Lent is practiced by most, but not all, Christian groups. The emphasis is on spiritual purification, meditation and penance. The focus is not supposed to be on one’s self, but one’s relationship with God. Although it is not required, people often give up something during Lent as a means of self-discipline and identifying with the sacrifices that Christ made. Many choose instead to take on something during Lent like reading more of the Bible, diligently observing daily devotional times, or completing some work of charity.

Mardi GrasI grew up in Mobile, Alabama where Mardi Gras was a big part of our culture. However, I did not make the connection of this time of revelry with spirituality. I did not know that Mardi Gras meant “Fat Tuesday.” Since Lent always starts on a Wednesday, the day before is always a Tuesday. And it’s called “Fat” or “Great” because it’s associated with great food and parties. I suspect that most people see Mardi Gras as a big party that has little to do with preparing for the Lenten season of repentance and simplicity.

Fat Tuesday

According to The Upper Room,* “In earlier times, people used Lent as a time of fasting and repentance. Since they didn’t want to be tempted by sweets, meat and other distractions in the house, they cleaned out their cabinets. They used up all the sugar and yeast in sweet breads before the Lent season started, and fixed meals with all the meat available. It was a great feast!”

“Why ashes? In Jewish and Christian history, ashes are a sign of mortality and repentance. Mortality, because when we die, our bodies eventually decompose and we become dust/dirt/ash/whatever. Repentance, because long ago, when people felt remorse for something they did, they would put ashes on their head and wear “sackcloth” (scratchy clothing) to remind them that sin is pretty uncomfortable and leads to a sort of death of the spirit. This was their way of confessing their sins and asking for forgiveness.” (The Upper Room)*

I gathered with others for Ash Wednesday service last night. At the beginning of the service we joined in saying,

O God of endless mercy, we gather on this day to acknowledge our mortality and our complete reliance on you for compassion and forgiveness. If there is any hope for us, O God, our hope rests completely in you. Have mercy, O God, have mercy. You are the source of our mortal life. You are the source of our spiritual life. You are the destiny to whom we return in the hope of Jesus Christ, our risen Lord and Savior. May the mark of mortality remind us of our dust-to-dust existence, and draw us nearer to you.

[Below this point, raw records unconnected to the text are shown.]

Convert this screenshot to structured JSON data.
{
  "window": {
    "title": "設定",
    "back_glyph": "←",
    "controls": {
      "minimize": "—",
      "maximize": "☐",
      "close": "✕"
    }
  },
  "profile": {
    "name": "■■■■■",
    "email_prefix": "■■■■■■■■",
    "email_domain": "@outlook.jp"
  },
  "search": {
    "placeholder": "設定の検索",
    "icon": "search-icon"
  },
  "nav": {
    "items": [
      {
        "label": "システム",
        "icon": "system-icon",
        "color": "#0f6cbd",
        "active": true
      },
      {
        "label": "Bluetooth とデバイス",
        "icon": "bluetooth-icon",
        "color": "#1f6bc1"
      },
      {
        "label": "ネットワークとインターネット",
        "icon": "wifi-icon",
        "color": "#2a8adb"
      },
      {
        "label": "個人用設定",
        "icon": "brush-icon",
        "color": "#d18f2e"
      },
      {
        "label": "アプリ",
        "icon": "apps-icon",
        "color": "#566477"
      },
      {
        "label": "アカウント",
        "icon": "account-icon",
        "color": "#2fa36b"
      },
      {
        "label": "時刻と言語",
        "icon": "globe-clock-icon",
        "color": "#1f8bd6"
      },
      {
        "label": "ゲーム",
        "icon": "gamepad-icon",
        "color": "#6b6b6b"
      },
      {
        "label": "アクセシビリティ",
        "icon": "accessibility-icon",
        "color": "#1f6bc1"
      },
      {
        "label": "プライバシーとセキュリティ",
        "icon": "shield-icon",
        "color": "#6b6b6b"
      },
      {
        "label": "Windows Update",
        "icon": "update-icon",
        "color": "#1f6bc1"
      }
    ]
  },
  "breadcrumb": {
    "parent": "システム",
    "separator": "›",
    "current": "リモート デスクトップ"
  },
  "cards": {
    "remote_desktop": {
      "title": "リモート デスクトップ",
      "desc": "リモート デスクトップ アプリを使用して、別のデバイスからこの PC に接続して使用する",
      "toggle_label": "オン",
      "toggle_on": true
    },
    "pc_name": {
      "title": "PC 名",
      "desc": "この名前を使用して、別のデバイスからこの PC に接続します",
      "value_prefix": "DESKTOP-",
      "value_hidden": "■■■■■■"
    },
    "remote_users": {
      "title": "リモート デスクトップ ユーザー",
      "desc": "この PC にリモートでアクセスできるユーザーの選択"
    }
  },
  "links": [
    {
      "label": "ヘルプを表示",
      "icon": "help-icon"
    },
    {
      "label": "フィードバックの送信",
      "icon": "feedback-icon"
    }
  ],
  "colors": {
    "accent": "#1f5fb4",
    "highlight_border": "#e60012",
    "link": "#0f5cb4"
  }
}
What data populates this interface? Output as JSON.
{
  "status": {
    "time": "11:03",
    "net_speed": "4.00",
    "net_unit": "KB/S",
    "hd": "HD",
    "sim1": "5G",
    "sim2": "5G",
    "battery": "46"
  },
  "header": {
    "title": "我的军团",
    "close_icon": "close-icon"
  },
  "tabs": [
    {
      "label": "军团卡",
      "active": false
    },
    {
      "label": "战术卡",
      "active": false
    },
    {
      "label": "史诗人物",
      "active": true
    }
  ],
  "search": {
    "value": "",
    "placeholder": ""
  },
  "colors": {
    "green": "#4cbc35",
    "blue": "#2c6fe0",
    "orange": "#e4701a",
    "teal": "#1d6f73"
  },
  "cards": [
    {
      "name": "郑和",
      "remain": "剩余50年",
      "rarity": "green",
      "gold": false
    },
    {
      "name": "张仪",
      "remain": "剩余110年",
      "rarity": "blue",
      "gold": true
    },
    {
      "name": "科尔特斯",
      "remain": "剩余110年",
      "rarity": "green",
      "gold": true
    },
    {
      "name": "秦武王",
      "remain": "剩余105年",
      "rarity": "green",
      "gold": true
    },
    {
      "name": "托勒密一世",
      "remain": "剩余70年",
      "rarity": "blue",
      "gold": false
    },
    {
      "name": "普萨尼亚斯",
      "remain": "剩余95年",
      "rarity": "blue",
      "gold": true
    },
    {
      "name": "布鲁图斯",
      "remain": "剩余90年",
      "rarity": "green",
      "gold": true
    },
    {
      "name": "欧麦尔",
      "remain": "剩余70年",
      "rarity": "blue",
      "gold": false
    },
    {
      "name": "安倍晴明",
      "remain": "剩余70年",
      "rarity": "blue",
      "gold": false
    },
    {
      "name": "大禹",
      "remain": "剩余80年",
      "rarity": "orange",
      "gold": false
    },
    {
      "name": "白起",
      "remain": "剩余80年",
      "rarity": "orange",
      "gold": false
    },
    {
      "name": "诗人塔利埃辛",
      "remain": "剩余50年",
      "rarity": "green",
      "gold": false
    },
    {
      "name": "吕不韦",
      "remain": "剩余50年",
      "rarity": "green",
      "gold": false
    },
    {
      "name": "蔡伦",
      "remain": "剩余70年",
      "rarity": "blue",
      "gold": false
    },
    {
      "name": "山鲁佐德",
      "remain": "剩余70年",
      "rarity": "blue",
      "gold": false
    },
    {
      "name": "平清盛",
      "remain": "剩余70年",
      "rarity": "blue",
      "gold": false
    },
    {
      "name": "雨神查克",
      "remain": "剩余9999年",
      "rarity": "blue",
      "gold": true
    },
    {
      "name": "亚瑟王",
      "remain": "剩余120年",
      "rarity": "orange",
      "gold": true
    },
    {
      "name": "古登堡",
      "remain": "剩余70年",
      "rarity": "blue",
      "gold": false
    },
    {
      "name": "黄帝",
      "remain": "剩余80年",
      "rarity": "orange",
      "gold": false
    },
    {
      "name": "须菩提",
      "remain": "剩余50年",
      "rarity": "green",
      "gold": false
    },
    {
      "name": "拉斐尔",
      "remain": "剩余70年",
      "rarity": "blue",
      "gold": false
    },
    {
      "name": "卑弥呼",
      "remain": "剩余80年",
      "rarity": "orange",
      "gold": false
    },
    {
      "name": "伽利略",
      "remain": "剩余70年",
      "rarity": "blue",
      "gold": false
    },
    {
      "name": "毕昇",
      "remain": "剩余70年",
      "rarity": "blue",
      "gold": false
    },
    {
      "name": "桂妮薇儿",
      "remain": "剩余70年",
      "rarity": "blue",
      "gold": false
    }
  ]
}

Ash Wednesday 2

Later we knelt at the altar and one of the ministers applied the sign of the cross on our foreheads and reminded us of our mortality and our need for repentance and forgiveness. Then we united in the Prayer of Confession:

Most Holy God, your Son came into the world to save sinners. We come to this season of repentance, confessing our unworthiness, asking for new and honest hearts, and seeking the healing power of your forgiveness. Almighty and Everlasting God, you hate nothing that you have made, and you forgive the sins of all who are repentant; create and make in us new and contrite hearts, so that we, lamenting our sins and acknowledging our separation from you, may obtain from you perfect remission and forgiveness. We ask this through Jesus Christ, our Lord, who lives and reigns with you and the Holy Spirit, one God, forever and ever. Amen

Ash Wednesday 1

We have started the Lenten journey which will lead us to the celebration of the Resurrection of Jesus on Easter Sunday. During these days with God’s help, I hope to become a better person and follower of Christ. I pray that the days of Lent will do the same for you.

Jamie Jenkins

*The Upper Room is a global ministry dedicated to supporting the spiritual formation of Christians seeking to know and experience God more fully. From its beginning as devotional guide, The Upper Room has grown to include publications, programs, prayer support, and other resources to help believers of all ages and denominations move to a deeper level of faith and service. The Upper Room is a part of Discipleship Ministries of the United Methodist Church.